Outstanding graduate and professional teams will be invited to participate in the National Finals with the winners having the opportunity to travel to the program country to implement their project.
The 2015 competition was based on Marsabit, Northern Kenya and the winning team travelled there in January 2016 to implement their project with the Concern-Worldwide in-country team. The context for the 2016 initiative is Nepal and it is envisioned that the winners will visit Nepal in late 2016.
More information is available at the link below;
If you would like to participate in “Where There is No Engineer” please contact; Liam.Mccarton@DIT.ie
EWB Ireland regularly hosts talks and workshops addressing a range of technical and non-technical components of engineering in international development.
Smart Shelter Workshops
Martijn Schildkamp, founder of three Smart Shelter divisions, comes to Dublin twice annually for an inspiring programme of lectures, design workshops and hands-on experiments.
Emergency Architecture and Resilient Engineering
The brief was to work through the design stages for a typical building in a developing context or disaster related area such as Guatemala, Haiti, the Philippines and Nepal focussing specifically on the transitional period between ‘temporary shelter and semi-permanent house’.
Over four days the participants developed an awareness of unconventional, alternative construction techniques and the need for sustainable solutions stimulating creative thinking and the ability to search for the right questions that need to be answered during the whole process.
Engineering Design for the Bottom of the Pyramid
This workshop introduced participants to the challenges of designing products for communities in a developing country by exploring unconventional parameters in unknown contexts, challenging them to think out-of-the-box and search for different sources and resources. Solutions preferably run without the use of electricity or petrol, may not release toxics or fumes into the environment, and must be easy to maintain and repair.
Past speakers have included:
- Randolph Langenbach (Consultant in Building Conservation & Seismic Engineering)
- Martijn Schildkamp (Smart Shelter Foundation)
- Kubilay Hiçyilmaz (Technical Director at Arup)
- Andrew Lamb (Field Ready)
- Dominic McSorley (CEO Concern Worldwide)
- Dualta Rougneen (Disaster Risk Management Coordinator and WASH Advisor, Plan Ireland)
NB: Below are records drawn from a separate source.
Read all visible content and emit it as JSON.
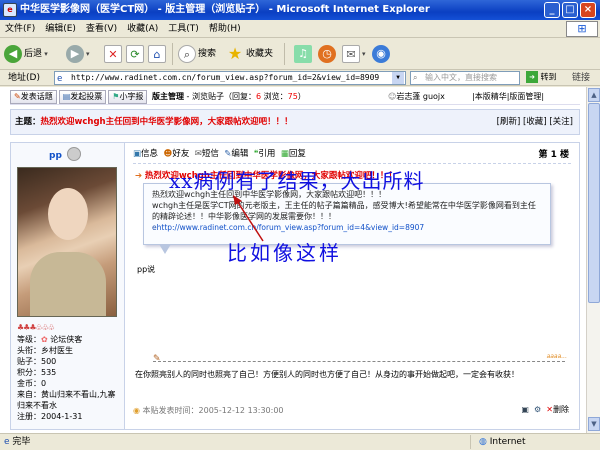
{
  "window": {
    "title": "中华医学影像网（医学CT网） - 版主管理（浏览贴子） - Microsoft Internet Explorer",
    "min_glyph": "_",
    "max_glyph": "□",
    "close_glyph": "×"
  },
  "menu": [
    "文件(F)",
    "编辑(E)",
    "查看(V)",
    "收藏(A)",
    "工具(T)",
    "帮助(H)"
  ],
  "toolbar": {
    "back": "后退",
    "search": "搜索",
    "favorites": "收藏夹"
  },
  "address": {
    "label": "地址(D)",
    "url": "http://www.radinet.com.cn/forum_view.asp?forum_id=2&view_id=8909",
    "search_placeholder": "输入中文，直接搜索",
    "go": "转到",
    "links": "链接"
  },
  "forum_nav": {
    "buttons": [
      "发表话题",
      "发起投票",
      "小字报"
    ],
    "crumb_prefix": "版主管理",
    "crumb_sep": " - 浏览贴子（回复：",
    "replies": "6",
    "views_label": " 浏览：",
    "views": "75",
    "views_end": "）",
    "moderator": "岩志蓬 guojx",
    "links": [
      "本版精华",
      "版面管理"
    ]
  },
  "topic": {
    "label": "主题：",
    "title": "热烈欢迎wchgh主任回到中华医学影像网，大家跟帖欢迎吧！！！",
    "actions": [
      "刷新",
      "收藏",
      "关注"
    ]
  },
  "user": {
    "name": "pp",
    "level_label": "等级：",
    "level": "论坛侠客",
    "rank_label": "头衔：",
    "rank": "乡村医生",
    "posts_label": "贴子：",
    "posts": "500",
    "points_label": "积分：",
    "points": "535",
    "gold_label": "金币：",
    "gold": "0",
    "from_label": "来自：",
    "from": "黄山归来不看山,九寨归来不看水",
    "joined_label": "注册：",
    "joined": "2004-1-31"
  },
  "post_actions": [
    "信息",
    "好友",
    "短信",
    "编辑",
    "引用",
    "回复"
  ],
  "post": {
    "floor": "第 1 楼",
    "quote_title": "热烈欢迎wchgh主任回到中华医学影像网，大家跟帖欢迎吧！！！",
    "quote_body_1": "热烈欢迎wchgh主任回到中华医学影像网，大家跟帖欢迎吧！！！",
    "quote_body_2": "wchgh主任是医学CT网的元老版主，王主任的帖子篇篇精品，感受博大!希望能常在中华医学影像网看到主任的精辟论述！！中华影像医学网的发展需要你！！！",
    "quote_link": "http://www.radinet.com.cn/forum_view.asp?forum_id=4&view_id=8907",
    "quoted_by": "pp说",
    "overlay_1": "xx病例有了结果，大出所料",
    "overlay_2": "比如像这样",
    "watermark": "aaaa...",
    "signature": "在你照亮别人的同时也照亮了自己！方便别人的同时也方便了自己！从身边的事开始做起吧，一定会有收获！",
    "time_label": "本贴发表时间：",
    "time": "2005-12-12 13:30:00",
    "delete": "删除"
  },
  "status": {
    "left": "完毕",
    "zone": "Internet"
  },
  "colors": {
    "title_blue": "#0a3fc2",
    "forum_red": "#e00000",
    "link_blue": "#1050c8"
  }
}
- Darren Hanniffy, (Senior Manager at Goal)
- Prof. Bruce Misstear (Associate Professor TCD, Vice President of the International Association of Hydrogeologists and co-author of ‘Water Wells and Boreholes’)
- Bobby McCormack, (Founder Development Perspectives)
- Niall Roche WASH/ Environmental Health Consultant
- Dr. Alistair Borthwick, Professor of Civil and Environmental Engineering UCC
- Tyler Algeo, EWB Canada
If you would like EWB to help you organise a talk or workshop related to engineering in international development, get in touch at firstname.lastname@example.org with “Events” in the subject line.
2016 – Engineering A Better Future
2015 – Engineering Community Resilience
2014 – Engineering Change
EWB-Ireland now offer a number of research projects to students and professionals, through our partner organisation Smart Shelter Research. These assignments can be undertaken at your university, either independently or in groups, under the supervision of your own academic staff and in your own time frame.
They can be incorporated into the curriculum of any relevant academic programme or used as the basis of a thesis or dissertation.